Without getting into the whole “protoype” can of worms, functions call(), apply(), and bind() come to the rescue.

Beginning with call() we can now separate our getPerimeter() function from our Rectangle function constructor and use it like such:

var Rectangle = function(length, width){
  this.length = length;
  this.width = width;

var computePerimeter = function(){
    return 2*this.length + 2*this.width;

var lilRectangle = new Rectangle(2, 3);
var p =;
console.log(p);  // 10

apply() works in a similar way, except it takes an array of arguments if the function requires parameters.

bind() is a little different, and requires a lil more of an understanding of what this means in Javascript and the execution context. So I’ll explain both.

Execution Context

Is the scope of which functions are called. If you create a function like this:

var lmao = function(){ console.log("AHAHAHAHA😂😂😂") }

You can then invoked it like this:


You are doing 2 things:

  1. The function you wrote belongs to the global execution context
  2. You are calling it in the global context

So, when we write a function which belongs to an object like this:

var magicNumber = {
  num: 42,
  printNumber: function() {
    return this.num;

And invoke it like this:


You are invoking the function printNumber() in the magicNumber execution context.


So things are about to get fucked up (like always when it comes to Javascript). For starters, this references the execution context. Lets try some shit out using the command-line so we can see the gears working.

this showing the global object, called in the global execution context

Lets see what happens when we call this inside a function:

printThis() belongs to the global object, therefore this is the global object

What about a function defined inside of an object?

this now refers to uselessObject

This is all expected behavior. Remember: Javascript is an Object-Based language and we can pass basically ANY object as a function parameter, including function objects. We can do funny business such as this:

var arithmetic = function(x, y, operator){
  return operator(x, y);

var add = function(x, y){
  return x + y;

var multiply = function(x, y){
  return x * y;

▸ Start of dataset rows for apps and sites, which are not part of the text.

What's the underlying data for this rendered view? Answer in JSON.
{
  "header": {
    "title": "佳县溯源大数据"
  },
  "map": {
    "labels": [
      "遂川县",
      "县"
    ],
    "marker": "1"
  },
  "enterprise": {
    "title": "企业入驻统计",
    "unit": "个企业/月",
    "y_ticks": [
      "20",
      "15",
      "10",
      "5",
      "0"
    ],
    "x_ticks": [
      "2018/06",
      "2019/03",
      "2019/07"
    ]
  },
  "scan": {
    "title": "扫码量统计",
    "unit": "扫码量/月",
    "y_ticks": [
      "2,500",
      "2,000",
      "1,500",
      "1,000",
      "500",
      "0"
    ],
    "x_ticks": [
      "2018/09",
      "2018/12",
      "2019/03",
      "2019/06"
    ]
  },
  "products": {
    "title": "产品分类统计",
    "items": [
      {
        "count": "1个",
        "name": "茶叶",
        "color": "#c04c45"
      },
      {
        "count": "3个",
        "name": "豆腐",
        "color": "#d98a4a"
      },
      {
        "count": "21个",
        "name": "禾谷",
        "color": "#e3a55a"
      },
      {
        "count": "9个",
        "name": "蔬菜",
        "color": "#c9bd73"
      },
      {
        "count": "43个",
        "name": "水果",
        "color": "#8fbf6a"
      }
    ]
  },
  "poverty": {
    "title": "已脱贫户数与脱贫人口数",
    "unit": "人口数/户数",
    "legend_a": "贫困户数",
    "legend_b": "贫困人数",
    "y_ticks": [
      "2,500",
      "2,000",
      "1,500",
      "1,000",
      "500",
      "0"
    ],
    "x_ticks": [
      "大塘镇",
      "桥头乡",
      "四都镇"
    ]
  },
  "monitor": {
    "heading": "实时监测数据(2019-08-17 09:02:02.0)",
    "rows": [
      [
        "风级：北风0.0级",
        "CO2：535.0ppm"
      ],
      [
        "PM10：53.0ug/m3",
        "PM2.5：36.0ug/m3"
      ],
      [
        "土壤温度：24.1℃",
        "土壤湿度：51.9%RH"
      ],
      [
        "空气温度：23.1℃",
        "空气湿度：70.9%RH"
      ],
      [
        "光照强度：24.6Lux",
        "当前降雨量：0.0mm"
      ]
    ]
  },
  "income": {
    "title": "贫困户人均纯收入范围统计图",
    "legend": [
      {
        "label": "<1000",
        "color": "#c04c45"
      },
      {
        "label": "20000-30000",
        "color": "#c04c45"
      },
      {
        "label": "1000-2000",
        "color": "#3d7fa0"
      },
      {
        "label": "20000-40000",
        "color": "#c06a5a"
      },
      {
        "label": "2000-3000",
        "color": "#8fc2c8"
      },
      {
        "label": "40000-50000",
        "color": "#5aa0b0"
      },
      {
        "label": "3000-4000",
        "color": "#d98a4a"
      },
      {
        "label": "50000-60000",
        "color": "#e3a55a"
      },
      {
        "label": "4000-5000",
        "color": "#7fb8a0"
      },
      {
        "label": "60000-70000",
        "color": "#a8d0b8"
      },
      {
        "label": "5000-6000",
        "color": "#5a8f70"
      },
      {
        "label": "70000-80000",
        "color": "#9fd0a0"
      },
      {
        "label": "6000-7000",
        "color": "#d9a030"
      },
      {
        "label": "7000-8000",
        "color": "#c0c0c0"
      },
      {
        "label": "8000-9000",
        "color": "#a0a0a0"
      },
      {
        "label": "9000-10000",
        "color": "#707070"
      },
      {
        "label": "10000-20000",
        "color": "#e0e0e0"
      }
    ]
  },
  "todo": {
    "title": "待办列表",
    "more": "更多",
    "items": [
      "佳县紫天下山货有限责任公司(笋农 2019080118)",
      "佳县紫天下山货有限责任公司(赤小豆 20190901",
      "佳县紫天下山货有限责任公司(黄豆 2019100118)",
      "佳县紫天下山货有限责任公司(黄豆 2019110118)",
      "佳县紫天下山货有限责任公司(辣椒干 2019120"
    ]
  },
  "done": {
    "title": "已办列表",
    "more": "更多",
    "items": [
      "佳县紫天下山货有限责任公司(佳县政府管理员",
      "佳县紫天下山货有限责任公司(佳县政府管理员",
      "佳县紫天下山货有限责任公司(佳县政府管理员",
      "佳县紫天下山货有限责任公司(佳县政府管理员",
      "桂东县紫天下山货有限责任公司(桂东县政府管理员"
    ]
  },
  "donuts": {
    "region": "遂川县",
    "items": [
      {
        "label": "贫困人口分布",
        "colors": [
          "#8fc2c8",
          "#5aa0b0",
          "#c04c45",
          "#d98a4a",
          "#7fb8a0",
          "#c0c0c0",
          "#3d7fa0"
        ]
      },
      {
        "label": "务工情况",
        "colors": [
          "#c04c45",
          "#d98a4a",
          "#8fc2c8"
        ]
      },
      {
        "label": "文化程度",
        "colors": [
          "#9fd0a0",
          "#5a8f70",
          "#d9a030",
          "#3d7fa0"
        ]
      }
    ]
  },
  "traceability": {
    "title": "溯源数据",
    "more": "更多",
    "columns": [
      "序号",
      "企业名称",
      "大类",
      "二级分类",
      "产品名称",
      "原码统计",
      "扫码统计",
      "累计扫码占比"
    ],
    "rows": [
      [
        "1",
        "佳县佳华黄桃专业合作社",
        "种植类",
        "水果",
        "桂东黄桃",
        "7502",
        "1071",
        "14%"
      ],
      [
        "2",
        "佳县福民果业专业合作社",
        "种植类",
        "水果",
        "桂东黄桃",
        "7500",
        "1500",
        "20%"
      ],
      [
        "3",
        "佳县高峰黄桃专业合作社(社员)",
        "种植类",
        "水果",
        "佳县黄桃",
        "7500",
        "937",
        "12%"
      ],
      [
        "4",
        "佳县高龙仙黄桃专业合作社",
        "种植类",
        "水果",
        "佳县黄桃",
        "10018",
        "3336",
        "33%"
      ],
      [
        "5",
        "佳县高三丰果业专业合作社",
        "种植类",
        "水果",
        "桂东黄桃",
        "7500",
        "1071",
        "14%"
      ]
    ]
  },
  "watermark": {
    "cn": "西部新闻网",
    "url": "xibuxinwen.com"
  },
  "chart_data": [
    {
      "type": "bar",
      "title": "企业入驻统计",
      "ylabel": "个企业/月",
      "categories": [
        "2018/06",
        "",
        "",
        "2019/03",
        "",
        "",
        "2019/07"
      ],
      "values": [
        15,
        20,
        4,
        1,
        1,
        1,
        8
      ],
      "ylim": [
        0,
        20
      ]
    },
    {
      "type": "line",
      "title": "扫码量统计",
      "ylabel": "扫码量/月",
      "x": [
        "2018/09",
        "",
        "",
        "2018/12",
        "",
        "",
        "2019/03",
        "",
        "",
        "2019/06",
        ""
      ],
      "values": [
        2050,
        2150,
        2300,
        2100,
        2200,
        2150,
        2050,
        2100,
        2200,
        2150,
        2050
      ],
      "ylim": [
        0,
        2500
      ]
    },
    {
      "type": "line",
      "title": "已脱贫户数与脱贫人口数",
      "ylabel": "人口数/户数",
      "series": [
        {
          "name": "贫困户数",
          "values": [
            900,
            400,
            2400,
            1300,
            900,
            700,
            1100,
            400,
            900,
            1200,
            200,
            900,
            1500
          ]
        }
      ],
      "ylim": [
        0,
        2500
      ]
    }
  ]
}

arithmetic(2, 3, add);      // 5
arithmetic(2, 3, multiply); // 6

Hilarious, in’it? So, what will happen if we pass a function defined in a different object?

var arithmetic = function(x, y, operator){
  return operator(x, y);

var magicNumber = { 
  num: 42, 
  addToMagic: function(x, y){ 
                return this.num + x + y 

arithmetic( 8, 0, magicNumber.addToMagic );  //NaN

NaN (Not A Number)? This happened because we invoked arithemtic() in the global execution context, which means that the this keyword will refer to the global execution context. Unfortunately, num is undefined in our global object, which means this function is trying to do: window.num + 8 + 0. And undefined + Number equals to: NaN

If num exists in the global execution context, then it will use that:

2 + 8 + 0 = 10

One way to fix this issue is to define a function constructor, and store the value of this inside a private variable within the object so it can later be used:

var MagicNumber = function() { 
  var that = this;  
  that.num = 42; 
  that.addToMagic = function(x, y){ 
    return that.num + x + y;

Then create an object of type MagicNumber. See a working example of this technique:

Storing ‘this’ in a private variable for later usage


Now that we understand this keyword refers to the execution context, we can use that knowledge to understand what bind() does.

bind() binds this to the object supplied in the first argument

Here’s what is happening:

  1. We create a function in the global context
  2. we bind that function to the magic object we created
  3. we execute it in the global execution context, but the value of this is referencing magic object

The result is a function which, no matter where its invoked will reference the magic object when calling this in the function definition.

I’ll be writing more about Javascript explaining other aspects of it such as closures and “prototypal inheritance”.

Similar Posts

Leave a Reply

Your email address will not be published.